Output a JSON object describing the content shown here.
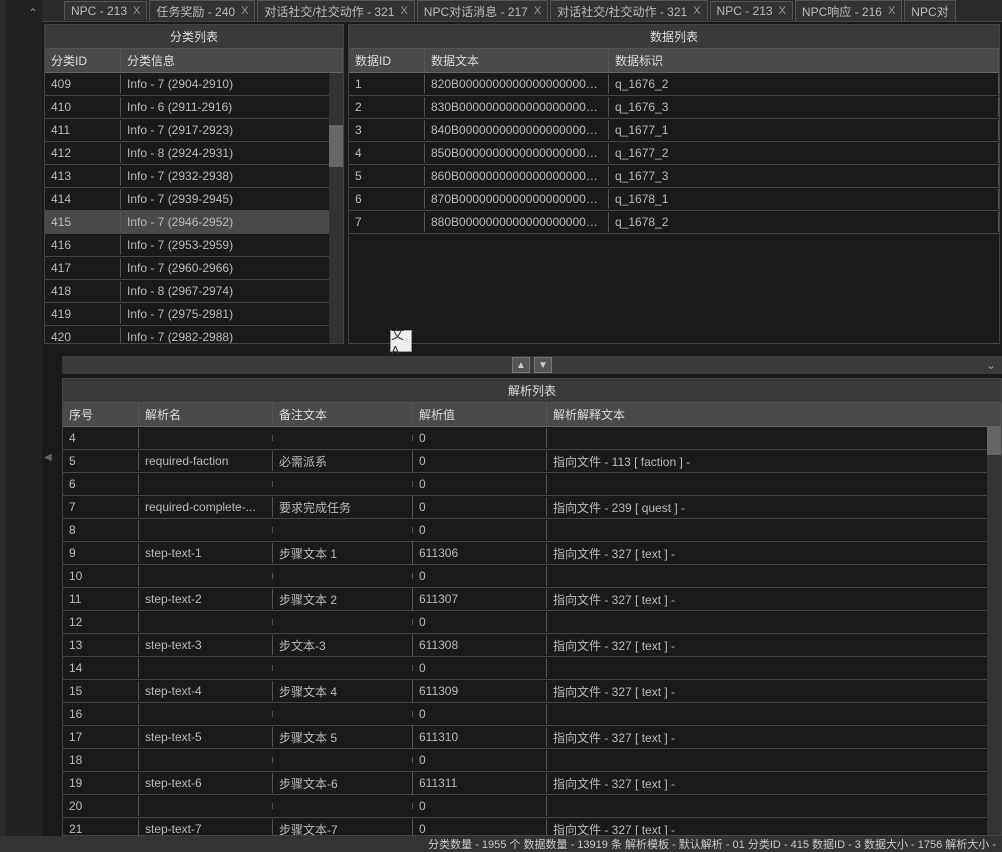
{
  "tabs": [
    "NPC - 213",
    "任务奖励 - 240",
    "对话社交/社交动作 - 321",
    "NPC对话消息 - 217",
    "对话社交/社交动作 - 321",
    "NPC - 213",
    "NPC响应 - 216",
    "NPC对"
  ],
  "category": {
    "title": "分类列表",
    "cols": [
      "分类ID",
      "分类信息"
    ],
    "rows": [
      {
        "id": "409",
        "info": "Info - 7 (2904-2910)"
      },
      {
        "id": "410",
        "info": "Info - 6 (2911-2916)"
      },
      {
        "id": "411",
        "info": "Info - 7 (2917-2923)"
      },
      {
        "id": "412",
        "info": "Info - 8 (2924-2931)"
      },
      {
        "id": "413",
        "info": "Info - 7 (2932-2938)"
      },
      {
        "id": "414",
        "info": "Info - 7 (2939-2945)"
      },
      {
        "id": "415",
        "info": "Info - 7 (2946-2952)",
        "sel": true
      },
      {
        "id": "416",
        "info": "Info - 7 (2953-2959)"
      },
      {
        "id": "417",
        "info": "Info - 7 (2960-2966)"
      },
      {
        "id": "418",
        "info": "Info - 8 (2967-2974)"
      },
      {
        "id": "419",
        "info": "Info - 7 (2975-2981)"
      },
      {
        "id": "420",
        "info": "Info - 7 (2982-2988)"
      }
    ]
  },
  "data": {
    "title": "数据列表",
    "cols": [
      "数据ID",
      "数据文本",
      "数据标识"
    ],
    "rows": [
      {
        "id": "1",
        "text": "820B000000000000000000000...",
        "tag": "q_1676_2"
      },
      {
        "id": "2",
        "text": "830B000000000000000000000...",
        "tag": "q_1676_3"
      },
      {
        "id": "3",
        "text": "840B000000000000000000000...",
        "tag": "q_1677_1"
      },
      {
        "id": "4",
        "text": "850B000000000000000000000...",
        "tag": "q_1677_2"
      },
      {
        "id": "5",
        "text": "860B000000000000000000000...",
        "tag": "q_1677_3"
      },
      {
        "id": "6",
        "text": "870B000000000000000000000...",
        "tag": "q_1678_1"
      },
      {
        "id": "7",
        "text": "880B000000000000000000000...",
        "tag": "q_1678_2"
      }
    ]
  },
  "parse": {
    "title": "解析列表",
    "cols": [
      "序号",
      "解析名",
      "备注文本",
      "解析值",
      "解析解释文本"
    ],
    "rows": [
      {
        "n": "4",
        "name": "",
        "note": "",
        "val": "0",
        "exp": ""
      },
      {
        "n": "5",
        "name": "required-faction",
        "note": "必需派系",
        "val": "0",
        "exp": "指向文件 - 113 [ faction ] -"
      },
      {
        "n": "6",
        "name": "",
        "note": "",
        "val": "0",
        "exp": ""
      },
      {
        "n": "7",
        "name": "required-complete-...",
        "note": "要求完成任务",
        "val": "0",
        "exp": "指向文件 - 239 [ quest ] -"
      },
      {
        "n": "8",
        "name": "",
        "note": "",
        "val": "0",
        "exp": ""
      },
      {
        "n": "9",
        "name": "step-text-1",
        "note": "步骤文本 1",
        "val": "611306",
        "exp": "指向文件 - 327 [ text ] -"
      },
      {
        "n": "10",
        "name": "",
        "note": "",
        "val": "0",
        "exp": ""
      },
      {
        "n": "11",
        "name": "step-text-2",
        "note": "步骤文本 2",
        "val": "611307",
        "exp": "指向文件 - 327 [ text ] -"
      },
      {
        "n": "12",
        "name": "",
        "note": "",
        "val": "0",
        "exp": ""
      },
      {
        "n": "13",
        "name": "step-text-3",
        "note": "步文本-3",
        "val": "611308",
        "exp": "指向文件 - 327 [ text ] -"
      },
      {
        "n": "14",
        "name": "",
        "note": "",
        "val": "0",
        "exp": ""
      },
      {
        "n": "15",
        "name": "step-text-4",
        "note": "步骤文本 4",
        "val": "611309",
        "exp": "指向文件 - 327 [ text ] -"
      },
      {
        "n": "16",
        "name": "",
        "note": "",
        "val": "0",
        "exp": ""
      },
      {
        "n": "17",
        "name": "step-text-5",
        "note": "步骤文本 5",
        "val": "611310",
        "exp": "指向文件 - 327 [ text ] -"
      },
      {
        "n": "18",
        "name": "",
        "note": "",
        "val": "0",
        "exp": ""
      },
      {
        "n": "19",
        "name": "step-text-6",
        "note": "步骤文本-6",
        "val": "611311",
        "exp": "指向文件 - 327 [ text ] -"
      },
      {
        "n": "20",
        "name": "",
        "note": "",
        "val": "0",
        "exp": ""
      },
      {
        "n": "21",
        "name": "step-text-7",
        "note": "步骤文本-7",
        "val": "0",
        "exp": "指向文件 - 327 [ text ] -"
      }
    ]
  },
  "status": "分类数量 - 1955 个 数据数量 - 13919 条 解析模板 - 默认解析 - 01 分类ID - 415 数据ID - 3 数据大小 - 1756 解析大小 -"
}
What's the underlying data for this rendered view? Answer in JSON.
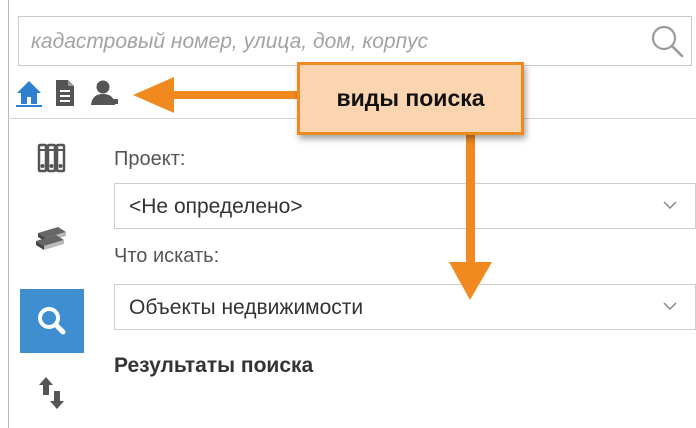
{
  "search": {
    "placeholder": "кадастровый номер, улица, дом, корпус",
    "button_icon": "search-icon"
  },
  "search_types": [
    {
      "icon": "home-icon",
      "color": "#2d7fd0"
    },
    {
      "icon": "document-icon",
      "color": "#555555"
    },
    {
      "icon": "person-icon",
      "color": "#555555"
    }
  ],
  "sidebar": {
    "items": [
      {
        "icon": "binders-icon",
        "active": false
      },
      {
        "icon": "books-icon",
        "active": false
      },
      {
        "icon": "search-icon",
        "active": true
      },
      {
        "icon": "swap-arrows-icon",
        "active": false
      }
    ],
    "active_color": "#3f8fd0"
  },
  "form": {
    "project_label": "Проект:",
    "project_value": "<Не определено>",
    "what_label": "Что искать:",
    "what_value": "Объекты недвижимости",
    "results_title": "Результаты поиска"
  },
  "annotation": {
    "callout_text": "виды поиска",
    "accent_color": "#f08a1f",
    "fill_color": "#fbd4b0"
  }
}
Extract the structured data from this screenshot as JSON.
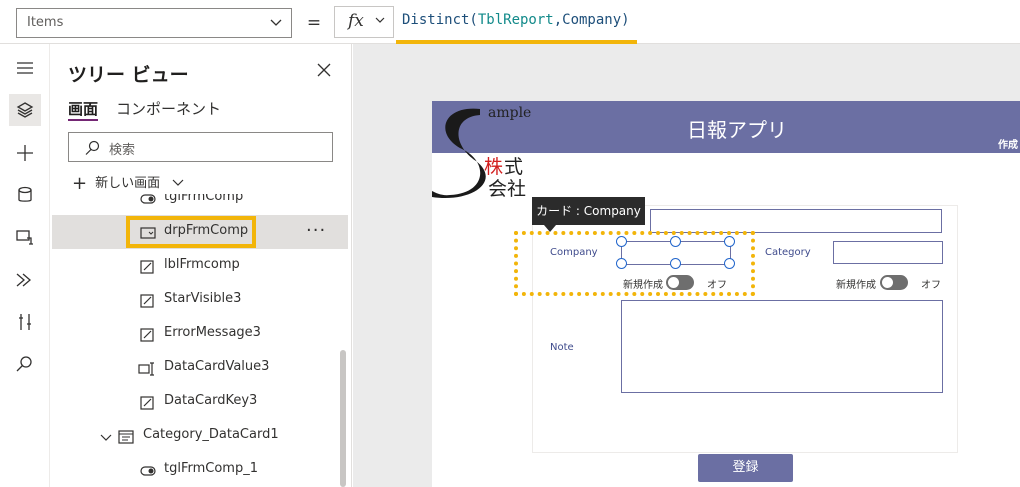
{
  "formula_bar": {
    "property": "Items",
    "equals": "=",
    "fx_label": "fx",
    "formula": {
      "fn": "Distinct(",
      "table": "TblReport",
      "rest": ",Company)"
    }
  },
  "tree_view": {
    "title": "ツリー ビュー",
    "tabs": [
      "画面",
      "コンポーネント"
    ],
    "search_placeholder": "検索",
    "new_screen_label": "新しい画面",
    "more_label": "···",
    "items": [
      {
        "label": "tglFrmComp",
        "icon": "toggle-icon"
      },
      {
        "label": "drpFrmComp",
        "icon": "dropdown-icon"
      },
      {
        "label": "lblFrmcomp",
        "icon": "edit-icon"
      },
      {
        "label": "StarVisible3",
        "icon": "edit-icon"
      },
      {
        "label": "ErrorMessage3",
        "icon": "edit-icon"
      },
      {
        "label": "DataCardValue3",
        "icon": "text-input-icon"
      },
      {
        "label": "DataCardKey3",
        "icon": "edit-icon"
      },
      {
        "label": "Category_DataCard1",
        "icon": "card-icon"
      },
      {
        "label": "tglFrmComp_1",
        "icon": "toggle-icon"
      }
    ]
  },
  "app": {
    "title": "日報アプリ",
    "creator_label": "作成",
    "logo_text": {
      "sample": "ample",
      "line1_red": "株",
      "line1_black": "式",
      "line2": "会社"
    },
    "tooltip": "カード : Company",
    "fields": {
      "company": "Company",
      "category": "Category",
      "note": "Note"
    },
    "toggle_label": "新規作成",
    "toggle_state": "オフ",
    "register_button": "登録"
  },
  "colors": {
    "accent": "#f2b50a",
    "header": "#6b6fa3",
    "field_border": "#6b6fa3"
  }
}
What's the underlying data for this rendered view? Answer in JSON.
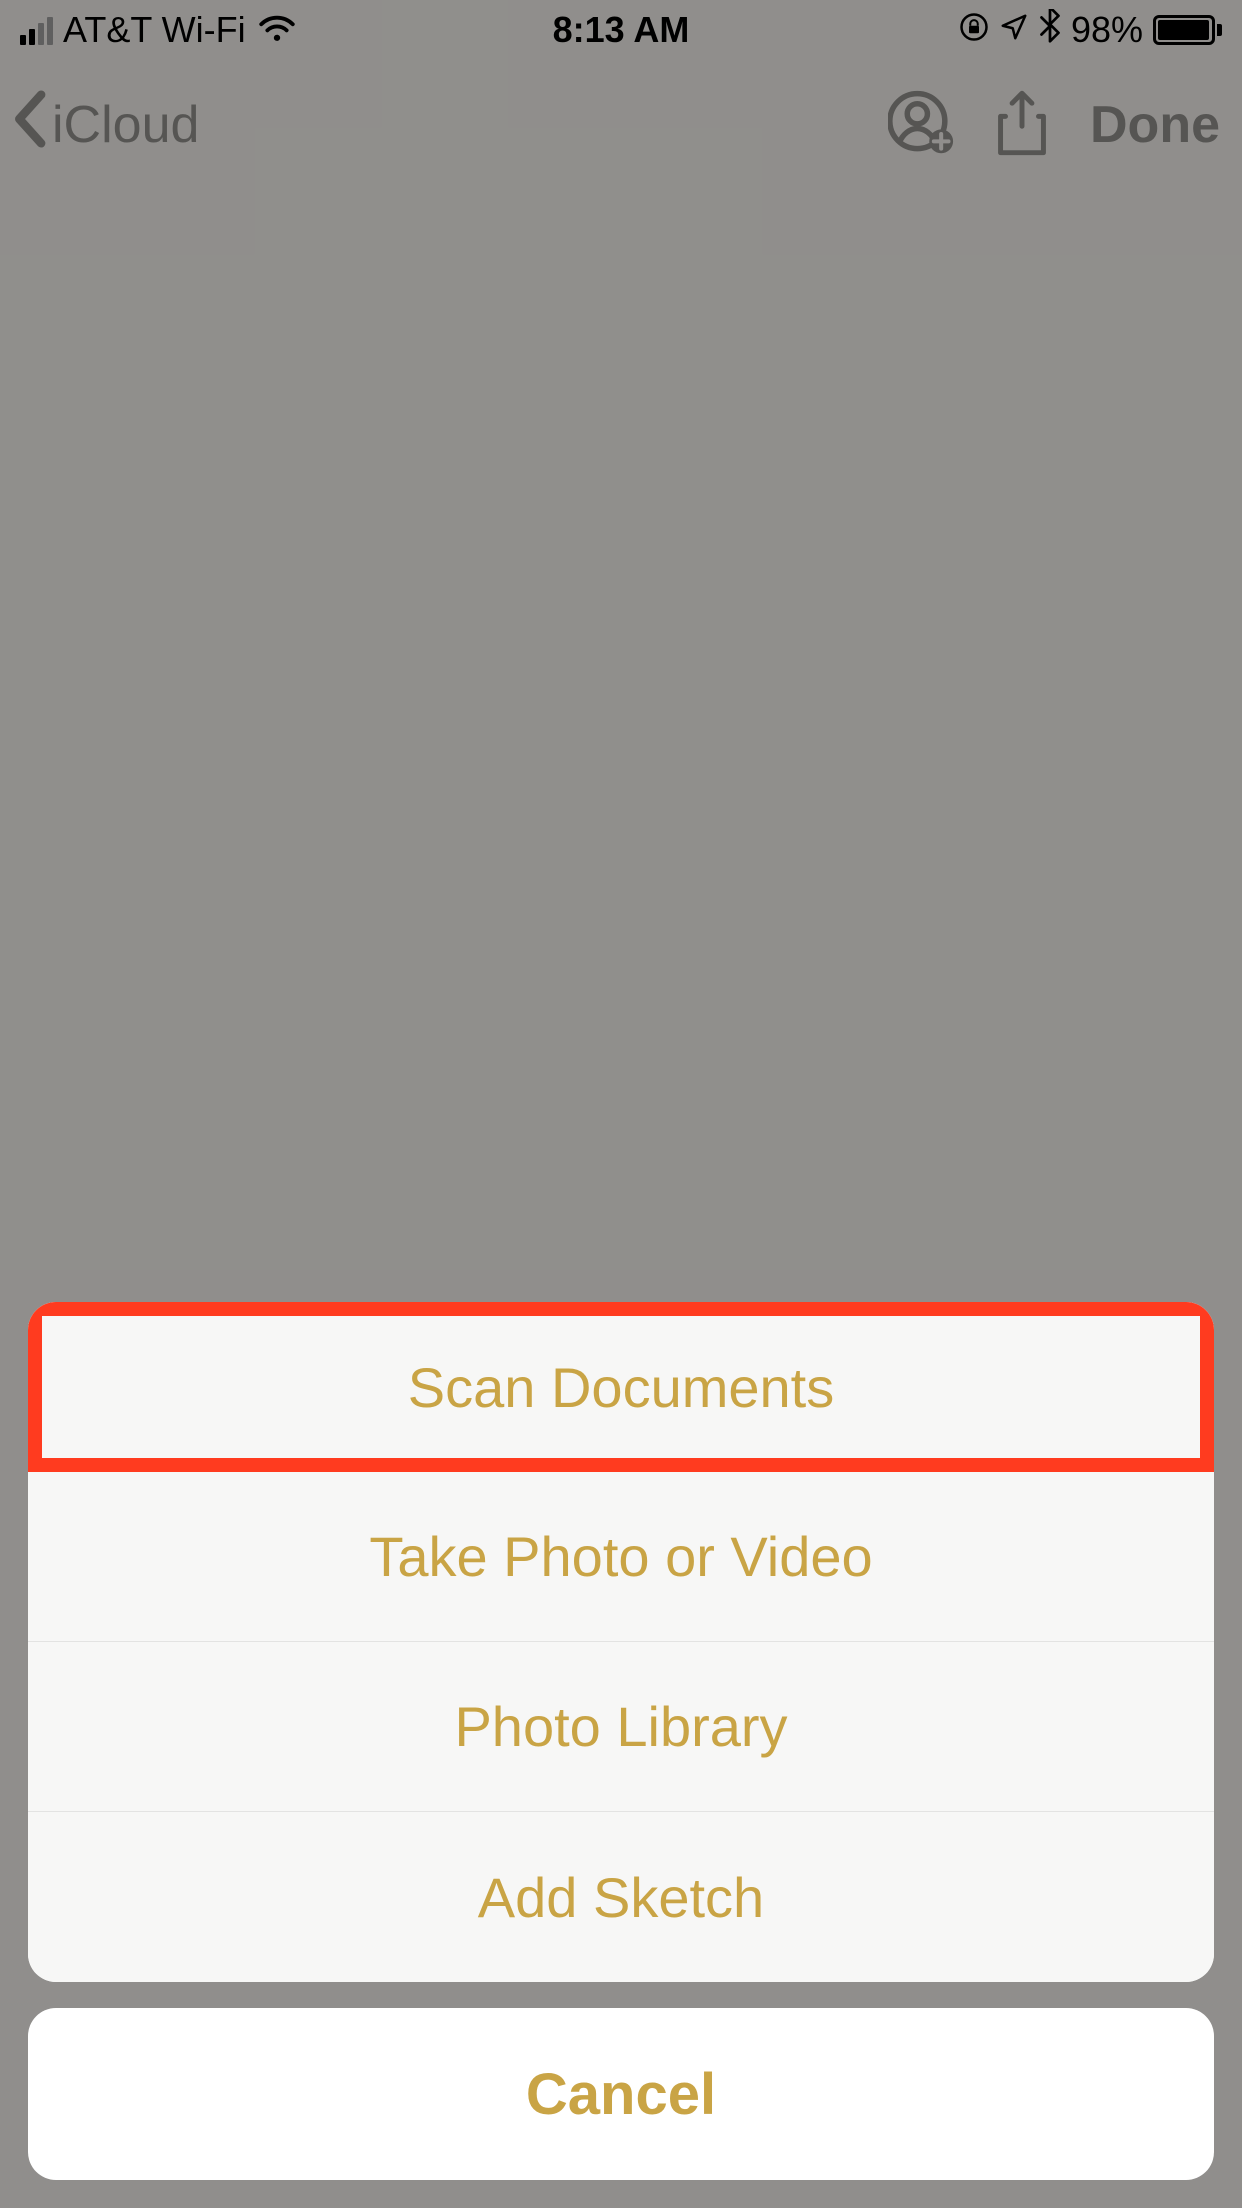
{
  "status_bar": {
    "carrier": "AT&T Wi-Fi",
    "time": "8:13 AM",
    "battery_percent": "98%"
  },
  "nav": {
    "back_label": "iCloud",
    "done_label": "Done"
  },
  "action_sheet": {
    "items": [
      {
        "label": "Scan Documents",
        "highlighted": true
      },
      {
        "label": "Take Photo or Video",
        "highlighted": false
      },
      {
        "label": "Photo Library",
        "highlighted": false
      },
      {
        "label": "Add Sketch",
        "highlighted": false
      }
    ],
    "cancel_label": "Cancel"
  },
  "colors": {
    "accent": "#c9a445",
    "highlight": "#ff3b1f"
  }
}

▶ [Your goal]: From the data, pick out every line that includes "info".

▶ [Task result]:
        "info": "Info - 7 (2904-2910)"
        "info": "Info - 6 (2911-2916)"
        "info": "Info - 7 (2917-2923)"
        "info": "Info - 8 (2924-2931)"
        "info": "Info - 7 (2932-2938)"
        "info": "Info - 7 (2939-2945)"
        "info": "Info - 7 (2946-2952)",
        "info": "Info - 7 (2953-2959)"
        "info": "Info - 7 (2960-2966)"
        "info": "Info - 8 (2967-2974)"
        "info": "Info - 7 (2975-2981)"
        "info": "Info - 7 (2982-2988)"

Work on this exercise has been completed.